I like to light a taper candle when burning incense. Most often I will select a candle color corresponding to my intentions. Light your candle with the matches or lighter and then using your tweezers - light the charcoal tablet. This prevents the annoyance of matches extinguishing before you get the tablet going and/or burning your fingers.
Use a long handled pair of tweezers to hold the charcoal over the candle flame and then deposit it in the incense vessel. Traditional Japanese incense kits include these types of tweezers. You will also find them in laboratory supply catalogs.
Burning Your Incense
Set aside enough time so that you can enjoy the ritual of incense burning. When selecting a location, make sure there are no easily combustible objects nearby. Fanning and blowing charcoal may send sparks into the air.
First, light you taper candle. Holding one side of the charcoal tablet with your tweezers, place it in the candle flame. The briquette should start to crackle and glow.
Next set the charcoal in your container on a bed of sand. Slowly fan or blow on the tablet. Only after the charcoal is aglow and stops crackling do you put your incense into the indentation on the top.
Be careful...it's hot. Use a knife, spoon or tweezers to drop your incense onto the tablet.
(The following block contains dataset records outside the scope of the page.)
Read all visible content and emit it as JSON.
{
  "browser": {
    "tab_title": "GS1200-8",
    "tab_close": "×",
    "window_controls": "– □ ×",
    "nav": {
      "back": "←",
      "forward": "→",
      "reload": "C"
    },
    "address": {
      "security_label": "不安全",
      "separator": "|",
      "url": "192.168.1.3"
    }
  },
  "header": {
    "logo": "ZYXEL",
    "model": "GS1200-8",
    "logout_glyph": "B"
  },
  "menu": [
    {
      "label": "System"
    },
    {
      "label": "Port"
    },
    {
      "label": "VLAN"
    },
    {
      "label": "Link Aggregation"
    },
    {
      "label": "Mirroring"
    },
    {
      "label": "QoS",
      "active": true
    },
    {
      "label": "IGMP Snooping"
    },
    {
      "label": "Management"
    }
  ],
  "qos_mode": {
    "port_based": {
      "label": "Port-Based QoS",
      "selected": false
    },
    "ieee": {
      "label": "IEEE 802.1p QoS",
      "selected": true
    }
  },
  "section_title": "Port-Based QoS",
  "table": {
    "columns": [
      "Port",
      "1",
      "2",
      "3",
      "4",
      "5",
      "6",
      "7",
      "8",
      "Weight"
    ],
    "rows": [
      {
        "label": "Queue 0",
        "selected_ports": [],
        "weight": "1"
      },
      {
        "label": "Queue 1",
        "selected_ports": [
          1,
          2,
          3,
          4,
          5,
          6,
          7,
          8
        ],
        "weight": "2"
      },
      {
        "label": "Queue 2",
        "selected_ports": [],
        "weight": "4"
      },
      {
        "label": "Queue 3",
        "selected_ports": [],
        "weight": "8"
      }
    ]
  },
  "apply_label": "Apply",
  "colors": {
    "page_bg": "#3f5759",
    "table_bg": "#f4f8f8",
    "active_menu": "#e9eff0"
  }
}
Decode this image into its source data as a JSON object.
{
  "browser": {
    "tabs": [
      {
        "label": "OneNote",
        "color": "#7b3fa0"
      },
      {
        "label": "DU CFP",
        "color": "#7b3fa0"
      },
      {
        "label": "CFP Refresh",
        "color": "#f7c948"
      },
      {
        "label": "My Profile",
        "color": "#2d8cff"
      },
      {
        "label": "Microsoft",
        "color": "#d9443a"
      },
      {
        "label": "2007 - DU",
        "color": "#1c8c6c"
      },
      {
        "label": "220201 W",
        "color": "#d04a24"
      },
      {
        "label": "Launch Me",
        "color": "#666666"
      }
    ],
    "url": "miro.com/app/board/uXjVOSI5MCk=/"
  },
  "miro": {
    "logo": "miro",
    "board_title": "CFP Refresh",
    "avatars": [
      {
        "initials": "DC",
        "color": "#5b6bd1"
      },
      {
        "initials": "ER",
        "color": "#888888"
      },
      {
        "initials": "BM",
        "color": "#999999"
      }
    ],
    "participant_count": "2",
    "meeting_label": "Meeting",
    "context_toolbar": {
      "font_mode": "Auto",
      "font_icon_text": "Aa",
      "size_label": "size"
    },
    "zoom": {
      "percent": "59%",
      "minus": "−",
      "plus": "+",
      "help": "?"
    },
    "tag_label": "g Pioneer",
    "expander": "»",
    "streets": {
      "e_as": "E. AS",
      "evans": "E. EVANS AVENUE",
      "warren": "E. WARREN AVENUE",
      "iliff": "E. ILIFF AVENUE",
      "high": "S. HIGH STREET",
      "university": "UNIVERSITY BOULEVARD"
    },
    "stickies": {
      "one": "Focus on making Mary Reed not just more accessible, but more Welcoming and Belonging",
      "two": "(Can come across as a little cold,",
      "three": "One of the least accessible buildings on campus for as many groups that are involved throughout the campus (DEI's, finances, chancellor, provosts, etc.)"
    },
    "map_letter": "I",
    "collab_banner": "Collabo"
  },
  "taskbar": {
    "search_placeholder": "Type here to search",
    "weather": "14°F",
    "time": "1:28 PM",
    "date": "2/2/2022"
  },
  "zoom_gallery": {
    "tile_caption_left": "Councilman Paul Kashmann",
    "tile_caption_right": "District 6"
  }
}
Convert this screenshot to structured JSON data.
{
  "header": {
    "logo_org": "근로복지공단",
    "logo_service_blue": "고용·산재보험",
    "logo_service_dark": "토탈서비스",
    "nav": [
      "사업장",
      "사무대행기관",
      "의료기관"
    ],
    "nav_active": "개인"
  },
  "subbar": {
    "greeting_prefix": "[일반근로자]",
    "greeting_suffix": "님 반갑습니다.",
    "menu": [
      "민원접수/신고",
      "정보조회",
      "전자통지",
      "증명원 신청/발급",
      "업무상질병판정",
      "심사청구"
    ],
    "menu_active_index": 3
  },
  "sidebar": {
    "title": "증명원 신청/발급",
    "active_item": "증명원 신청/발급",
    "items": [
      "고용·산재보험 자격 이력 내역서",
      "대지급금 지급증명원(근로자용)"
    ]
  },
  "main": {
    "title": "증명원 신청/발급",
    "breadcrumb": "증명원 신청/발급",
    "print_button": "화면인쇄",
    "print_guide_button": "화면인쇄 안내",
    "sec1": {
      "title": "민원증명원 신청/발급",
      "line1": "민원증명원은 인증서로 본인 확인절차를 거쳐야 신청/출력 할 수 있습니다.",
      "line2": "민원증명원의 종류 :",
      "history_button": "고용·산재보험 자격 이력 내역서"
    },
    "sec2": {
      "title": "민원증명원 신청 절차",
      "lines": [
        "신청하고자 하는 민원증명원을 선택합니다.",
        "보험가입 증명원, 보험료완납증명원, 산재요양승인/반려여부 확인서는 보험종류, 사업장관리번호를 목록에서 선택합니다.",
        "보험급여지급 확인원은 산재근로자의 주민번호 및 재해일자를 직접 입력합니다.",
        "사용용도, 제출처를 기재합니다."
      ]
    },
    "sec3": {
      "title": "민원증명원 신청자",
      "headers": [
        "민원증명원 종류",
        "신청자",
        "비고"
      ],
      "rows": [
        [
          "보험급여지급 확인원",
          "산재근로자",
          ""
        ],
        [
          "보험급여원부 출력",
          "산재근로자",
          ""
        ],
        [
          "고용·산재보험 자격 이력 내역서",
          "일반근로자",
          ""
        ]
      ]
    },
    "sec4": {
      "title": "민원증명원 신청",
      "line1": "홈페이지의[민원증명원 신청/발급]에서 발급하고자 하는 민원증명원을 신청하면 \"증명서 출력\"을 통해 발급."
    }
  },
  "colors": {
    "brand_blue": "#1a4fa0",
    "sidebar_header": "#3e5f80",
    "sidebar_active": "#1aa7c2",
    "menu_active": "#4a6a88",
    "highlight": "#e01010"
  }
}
Finally, be aware of potential fire hazard. Charcoal may continue to burn for two hours after lighting - so don't just throw it in a wastebasket. To be certain it's fully extinguished, use your tweezers to extract the tablet and submerse it in water.